[Web page and app entries]

----------

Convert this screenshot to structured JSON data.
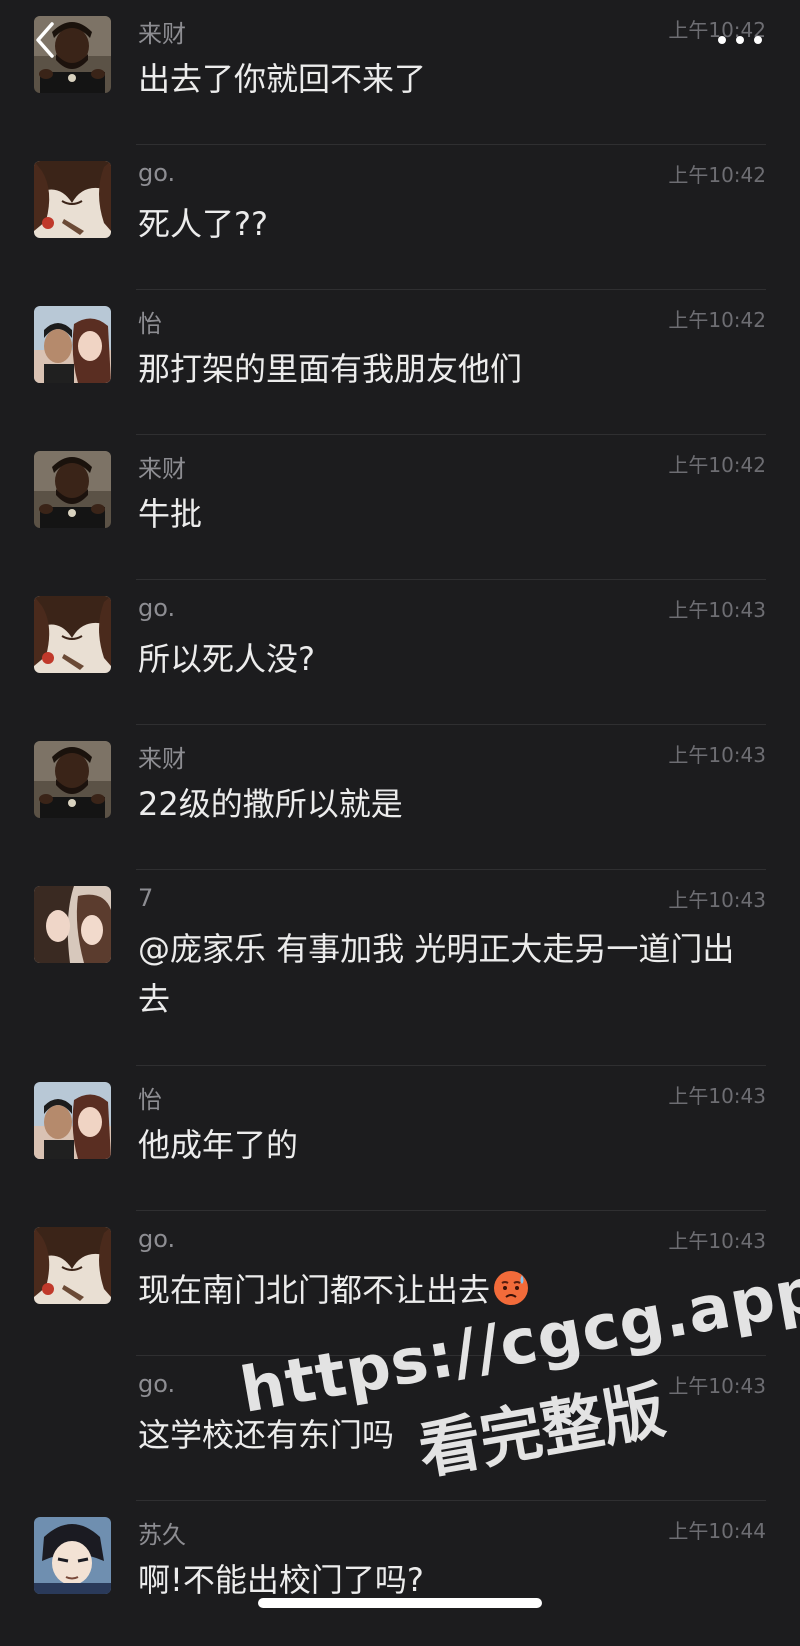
{
  "header": {
    "back_icon": "chevron-left-icon",
    "more_icon": "ellipsis-icon"
  },
  "messages": [
    {
      "sender": "来财",
      "time": "上午10:42",
      "text": "出去了你就回不来了",
      "avatar": "avatar-laicai"
    },
    {
      "sender": "go.",
      "time": "上午10:42",
      "text": "死人了??",
      "avatar": "avatar-go"
    },
    {
      "sender": "怡",
      "time": "上午10:42",
      "text": "那打架的里面有我朋友他们",
      "avatar": "avatar-yi"
    },
    {
      "sender": "来财",
      "time": "上午10:42",
      "text": "牛批",
      "avatar": "avatar-laicai"
    },
    {
      "sender": "go.",
      "time": "上午10:43",
      "text": "所以死人没?",
      "avatar": "avatar-go"
    },
    {
      "sender": "来财",
      "time": "上午10:43",
      "text": "22级的撒所以就是",
      "avatar": "avatar-laicai"
    },
    {
      "sender": "7",
      "time": "上午10:43",
      "text": "@庞家乐 有事加我 光明正大走另一道门出去",
      "avatar": "avatar-seven"
    },
    {
      "sender": "怡",
      "time": "上午10:43",
      "text": "他成年了的",
      "avatar": "avatar-yi"
    },
    {
      "sender": "go.",
      "time": "上午10:43",
      "text": "现在南门北门都不让出去",
      "avatar": "avatar-go",
      "emoji": "anxious-face-emoji"
    },
    {
      "sender": "go.",
      "time": "上午10:43",
      "text": "这学校还有东门吗",
      "avatar": ""
    },
    {
      "sender": "苏久",
      "time": "上午10:44",
      "text": "啊!不能出校门了吗?",
      "avatar": "avatar-sujiu"
    }
  ],
  "watermark": {
    "line1": "https://cgcg.app",
    "line2": "看完整版"
  },
  "colors": {
    "background": "#1c1c1e",
    "text": "#ececec",
    "sender": "#8d8d92",
    "time": "#6d6d72",
    "divider": "#2f2f31"
  }
}
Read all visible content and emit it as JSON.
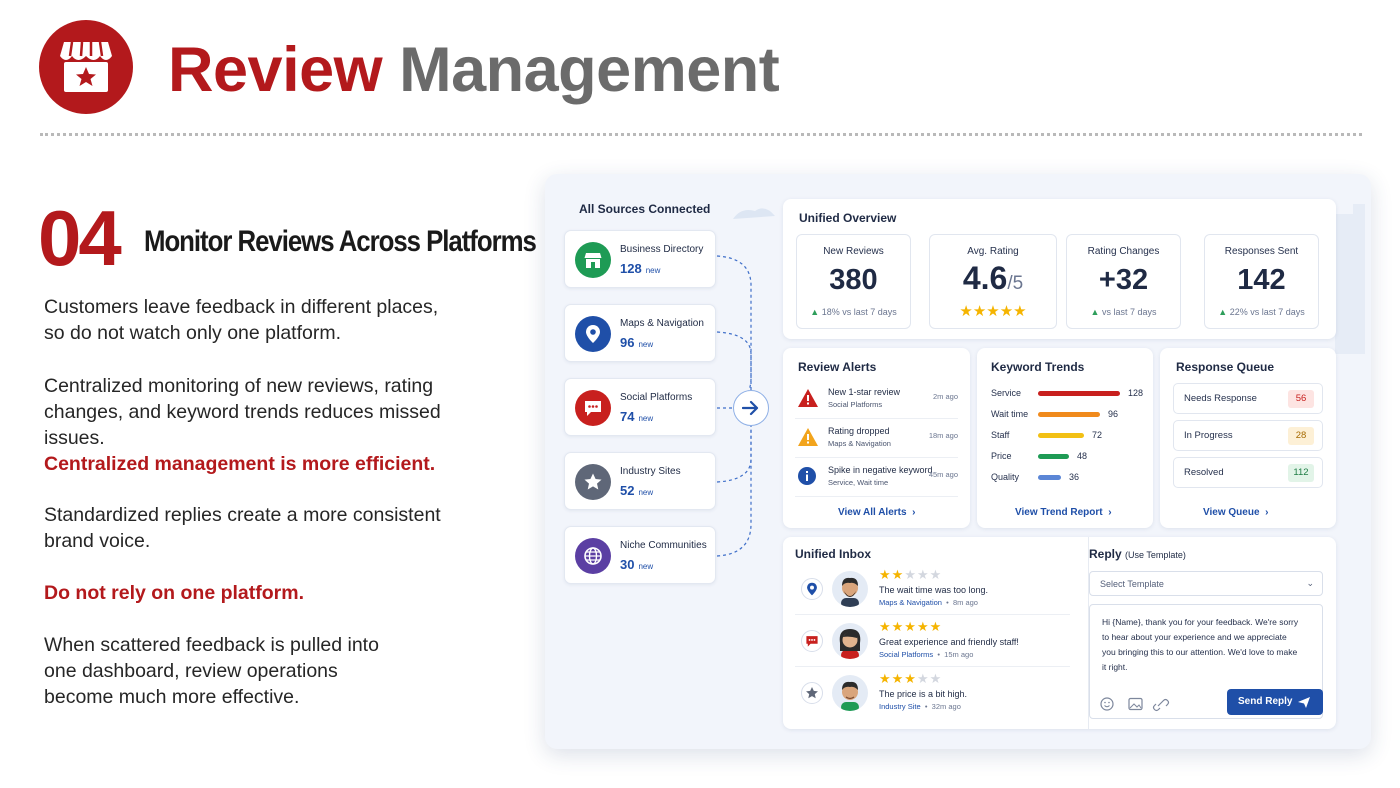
{
  "header": {
    "title_part1": "Review",
    "title_part2": "Management",
    "logo_icon": "storefront-star-icon"
  },
  "section": {
    "number": "04",
    "heading": "Monitor Reviews Across Platforms"
  },
  "paragraphs": {
    "p1": "Customers leave feedback in different places, so do not watch only one platform.",
    "p2": "Centralized monitoring of new reviews, rating changes, and keyword trends reduces missed issues.",
    "p2_emphasis": "Centralized management is more efficient.",
    "p3": "Standardized replies create a more consistent brand voice.",
    "p4_emphasis": "Do not rely on one platform.",
    "p5": "When scattered feedback is pulled into one dashboard, review operations become much more effective."
  },
  "colors": {
    "brand_red": "#b3191c",
    "accent_blue": "#1f4fa8",
    "star": "#f5b400",
    "green": "#2e9e5b"
  },
  "sources": {
    "title": "All Sources Connected",
    "new_label": "new",
    "items": [
      {
        "name": "Business Directory",
        "count": "128",
        "icon": "storefront-icon",
        "color": "#1e9b55"
      },
      {
        "name": "Maps & Navigation",
        "count": "96",
        "icon": "map-pin-icon",
        "color": "#1f4fa8"
      },
      {
        "name": "Social Platforms",
        "count": "74",
        "icon": "chat-bubble-icon",
        "color": "#c8201e"
      },
      {
        "name": "Industry Sites",
        "count": "52",
        "icon": "star-icon",
        "color": "#5f6778"
      },
      {
        "name": "Niche Communities",
        "count": "30",
        "icon": "globe-icon",
        "color": "#5b3fa3"
      }
    ]
  },
  "overview": {
    "title": "Unified Overview",
    "metrics": [
      {
        "label": "New Reviews",
        "value": "380",
        "delta": "18%",
        "delta_suffix": "vs last 7 days"
      },
      {
        "label": "Avg. Rating",
        "value": "4.6",
        "value_suffix": "/5",
        "stars": "★★★★★",
        "rating": 4.6
      },
      {
        "label": "Rating Changes",
        "value": "+32",
        "delta": "",
        "delta_suffix": "vs last 7 days"
      },
      {
        "label": "Responses Sent",
        "value": "142",
        "delta": "22%",
        "delta_suffix": "vs last 7 days"
      }
    ]
  },
  "alerts": {
    "title": "Review Alerts",
    "items": [
      {
        "title": "New 1-star review",
        "source": "Social Platforms",
        "age": "2m ago",
        "icon": "error-triangle-icon"
      },
      {
        "title": "Rating dropped",
        "source": "Maps & Navigation",
        "age": "18m ago",
        "icon": "warning-triangle-icon"
      },
      {
        "title": "Spike in negative keyword",
        "source": "Service, Wait time",
        "age": "45m ago",
        "icon": "info-icon"
      }
    ],
    "link": "View All Alerts"
  },
  "keywords": {
    "title": "Keyword Trends",
    "items": [
      {
        "name": "Service",
        "value": 128,
        "label": "128",
        "color": "#c8201e"
      },
      {
        "name": "Wait time",
        "value": 96,
        "label": "96",
        "color": "#f08a1c"
      },
      {
        "name": "Staff",
        "value": 72,
        "label": "72",
        "color": "#f2c014"
      },
      {
        "name": "Price",
        "value": 48,
        "label": "48",
        "color": "#1e9b55"
      },
      {
        "name": "Quality",
        "value": 36,
        "label": "36",
        "color": "#5b86d6"
      }
    ],
    "link": "View Trend Report"
  },
  "queue": {
    "title": "Response Queue",
    "items": [
      {
        "name": "Needs Response",
        "count": "56",
        "bg": "#fde4e2",
        "fg": "#c8201e"
      },
      {
        "name": "In Progress",
        "count": "28",
        "bg": "#fdf0d6",
        "fg": "#a66a00"
      },
      {
        "name": "Resolved",
        "count": "112",
        "bg": "#e2f4e8",
        "fg": "#1e7d45"
      }
    ],
    "link": "View Queue"
  },
  "inbox": {
    "title": "Unified Inbox",
    "messages": [
      {
        "rating": 2,
        "stars_on": "★★",
        "stars_off": "★★★",
        "text": "The wait time was too long.",
        "source": "Maps & Navigation",
        "age": "8m ago",
        "icon": "map-pin-icon"
      },
      {
        "rating": 5,
        "stars_on": "★★★★★",
        "stars_off": "",
        "text": "Great experience and friendly staff!",
        "source": "Social Platforms",
        "age": "15m ago",
        "icon": "chat-bubble-icon"
      },
      {
        "rating": 3,
        "stars_on": "★★★",
        "stars_off": "★★",
        "text": "The price is a bit high.",
        "source": "Industry Site",
        "age": "32m ago",
        "icon": "star-icon"
      }
    ]
  },
  "reply": {
    "title": "Reply",
    "title_hint": "(Use Template)",
    "select_placeholder": "Select Template",
    "body": "Hi {Name}, thank you for your feedback. We're sorry to hear about your experience and we appreciate you bringing this to our attention. We'd love to make it right.",
    "send_label": "Send Reply",
    "dot": "•"
  }
}
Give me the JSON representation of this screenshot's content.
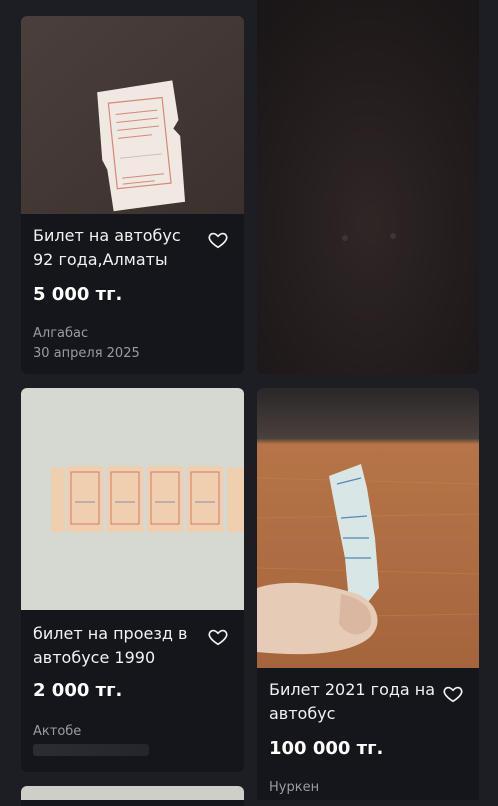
{
  "listings": [
    {
      "title": "Билет на автобус 92 года,Алматы",
      "price": "5 000 тг.",
      "location": "Алгабас",
      "date": "30 апреля 2025",
      "image_icon": "ticket-photo-icon"
    },
    {
      "title": "билет на проезд в автобусе 1990",
      "price": "2 000 тг.",
      "location": "Актобе",
      "date": "",
      "image_icon": "ticket-strip-photo-icon"
    },
    {
      "title": "Билет 2021 года на автобус",
      "price": "100 000 тг.",
      "location": "Нуркен",
      "date": "",
      "image_icon": "hand-ticket-photo-icon"
    }
  ],
  "colors": {
    "page_bg": "#1c1e23",
    "card_bg": "#14161b",
    "muted_text": "#9a9ca1"
  }
}
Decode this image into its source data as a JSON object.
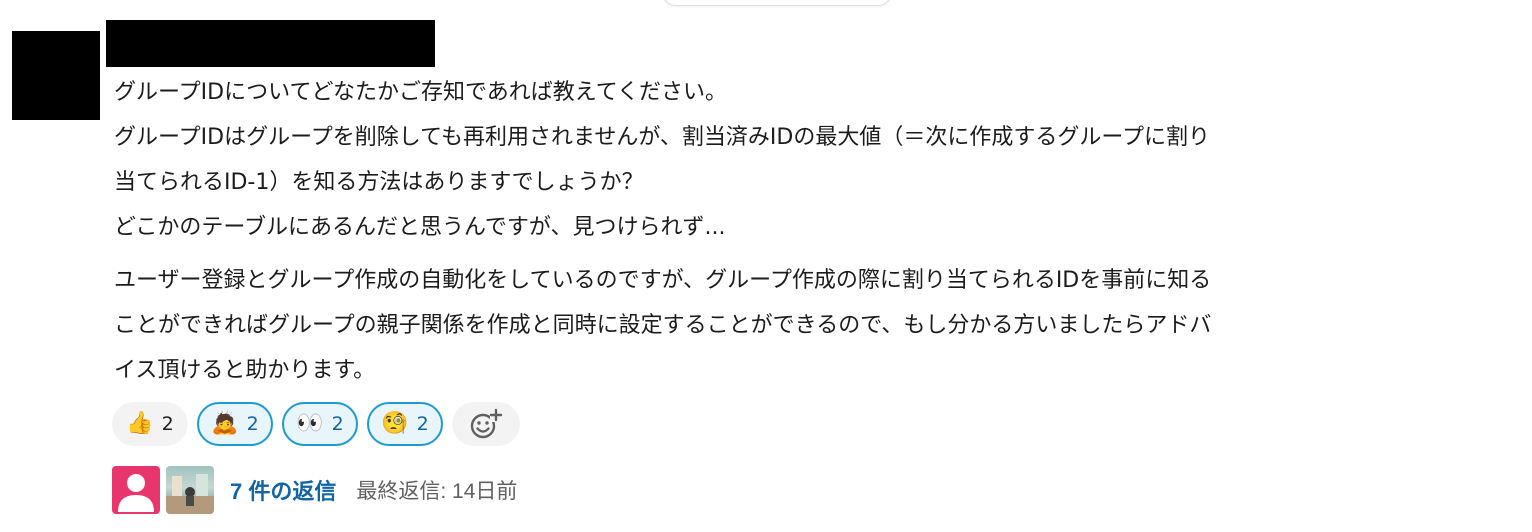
{
  "message": {
    "author": "",
    "lines_para1": [
      "グループIDについてどなたかご存知であれば教えてください。",
      "グループIDはグループを削除しても再利用されませんが、割当済みIDの最大値（＝次に作成するグループに割り",
      "当てられるID-1）を知る方法はありますでしょうか？",
      "どこかのテーブルにあるんだと思うんですが、見つけられず..."
    ],
    "lines_para2": [
      "ユーザー登録とグループ作成の自動化をしているのですが、グループ作成の際に割り当てられるIDを事前に知る",
      "ことができればグループの親子関係を作成と同時に設定することができるので、もし分かる方いましたらアドバ",
      "イス頂けると助かります。"
    ]
  },
  "reactions": [
    {
      "emoji": "👍",
      "icon": "thumbs-up-icon",
      "count": "2",
      "active": false
    },
    {
      "emoji": "🙇",
      "icon": "bowing-person-icon",
      "count": "2",
      "active": true
    },
    {
      "emoji": "👀",
      "icon": "eyes-icon",
      "count": "2",
      "active": true
    },
    {
      "emoji": "🧐",
      "icon": "monocle-face-icon",
      "count": "2",
      "active": true
    }
  ],
  "add_reaction_icon": "add-emoji-icon",
  "thread": {
    "reply_count": "7 件の返信",
    "last_reply": "最終返信: 14日前"
  },
  "colors": {
    "link": "#1264a3",
    "reaction_active_border": "#1d9bd1",
    "reaction_active_bg": "#e8f5fa",
    "default_avatar_bg": "#e8356d"
  }
}
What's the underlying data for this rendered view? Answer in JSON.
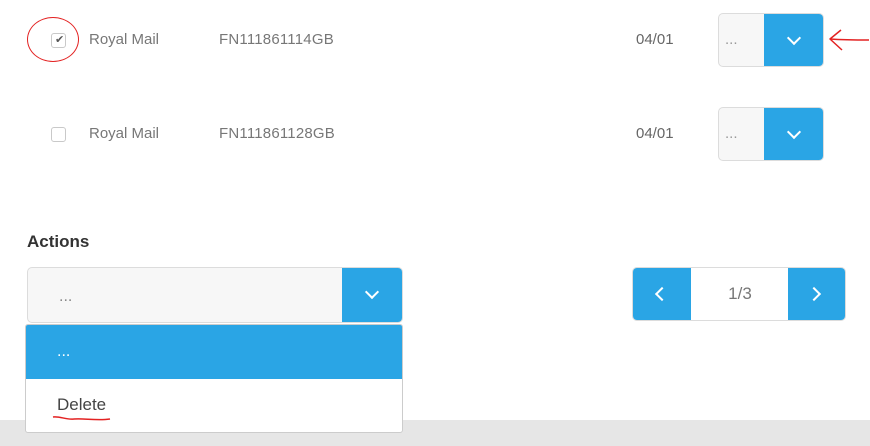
{
  "shipments": [
    {
      "carrier": "Royal Mail",
      "tracking": "FN111861114GB",
      "date": "04/01",
      "checked": true,
      "select_value": "..."
    },
    {
      "carrier": "Royal Mail",
      "tracking": "FN111861128GB",
      "date": "04/01",
      "checked": false,
      "select_value": "..."
    }
  ],
  "actions": {
    "label": "Actions",
    "selected": "...",
    "options": [
      "...",
      "Delete"
    ]
  },
  "pagination": {
    "page_text": "1/3"
  },
  "icons": {
    "checkmark": "checkmark-icon",
    "dropdown": "chevron-down-icon",
    "prev": "chevron-left-icon",
    "next": "chevron-right-icon"
  },
  "colors": {
    "accent": "#2aa5e5",
    "annotation": "#e32222",
    "footer": "#e6e6e6"
  }
}
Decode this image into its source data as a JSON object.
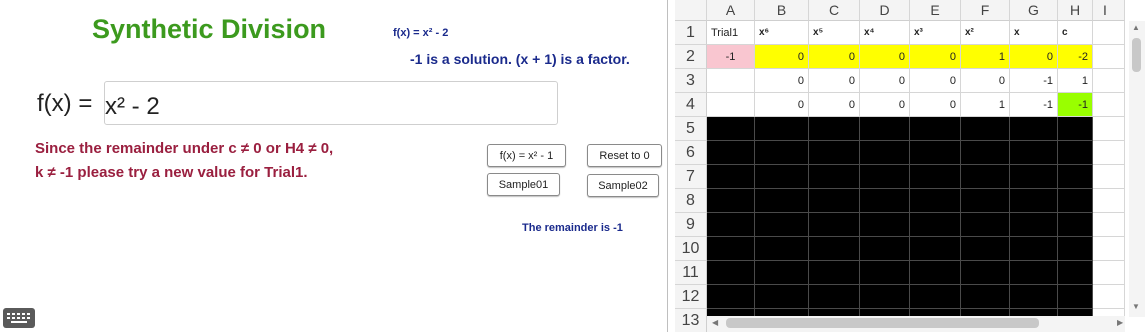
{
  "title": "Synthetic Division",
  "fx_small": "f(x) = x² - 2",
  "solution_text": "-1 is a solution. (x + 1) is a factor.",
  "fx_label": "f(x) =",
  "fx_input_value": "x² - 2",
  "message_line1": "Since the remainder under c ≠ 0 or H4 ≠ 0,",
  "message_line2": "k ≠ -1 please try a new value for Trial1.",
  "buttons": {
    "fx_preset": "f(x) = x² - 1",
    "reset": "Reset to 0",
    "sample01": "Sample01",
    "sample02": "Sample02"
  },
  "remainder_text": "The remainder is -1",
  "spreadsheet": {
    "columns": [
      "A",
      "B",
      "C",
      "D",
      "E",
      "F",
      "G",
      "H",
      "I"
    ],
    "rows": [
      "1",
      "2",
      "3",
      "4",
      "5",
      "6",
      "7",
      "8",
      "9",
      "10",
      "11",
      "12",
      "13"
    ],
    "row1": [
      "Trial1",
      "x⁶",
      "x⁵",
      "x⁴",
      "x³",
      "x²",
      "x",
      "c"
    ],
    "row2": [
      "-1",
      "0",
      "0",
      "0",
      "0",
      "1",
      "0",
      "-2"
    ],
    "row3": [
      "",
      "0",
      "0",
      "0",
      "0",
      "0",
      "-1",
      "1"
    ],
    "row4": [
      "",
      "0",
      "0",
      "0",
      "0",
      "1",
      "-1",
      "-1"
    ]
  },
  "colors": {
    "title": "#3c9a1e",
    "info_text": "#1a2a8c",
    "warning_text": "#9a1f3f",
    "trial_cell": "#f9c6d0",
    "coef_cells": "#ffff00",
    "remainder_cell": "#99ff00",
    "empty_region": "#000000"
  },
  "icons": {
    "keyboard": "keyboard-icon"
  }
}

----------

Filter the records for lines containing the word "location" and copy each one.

Solved exercise >>
      "location": "Алгабас",
      "location": "Актобе",
      "location": "Нуркен",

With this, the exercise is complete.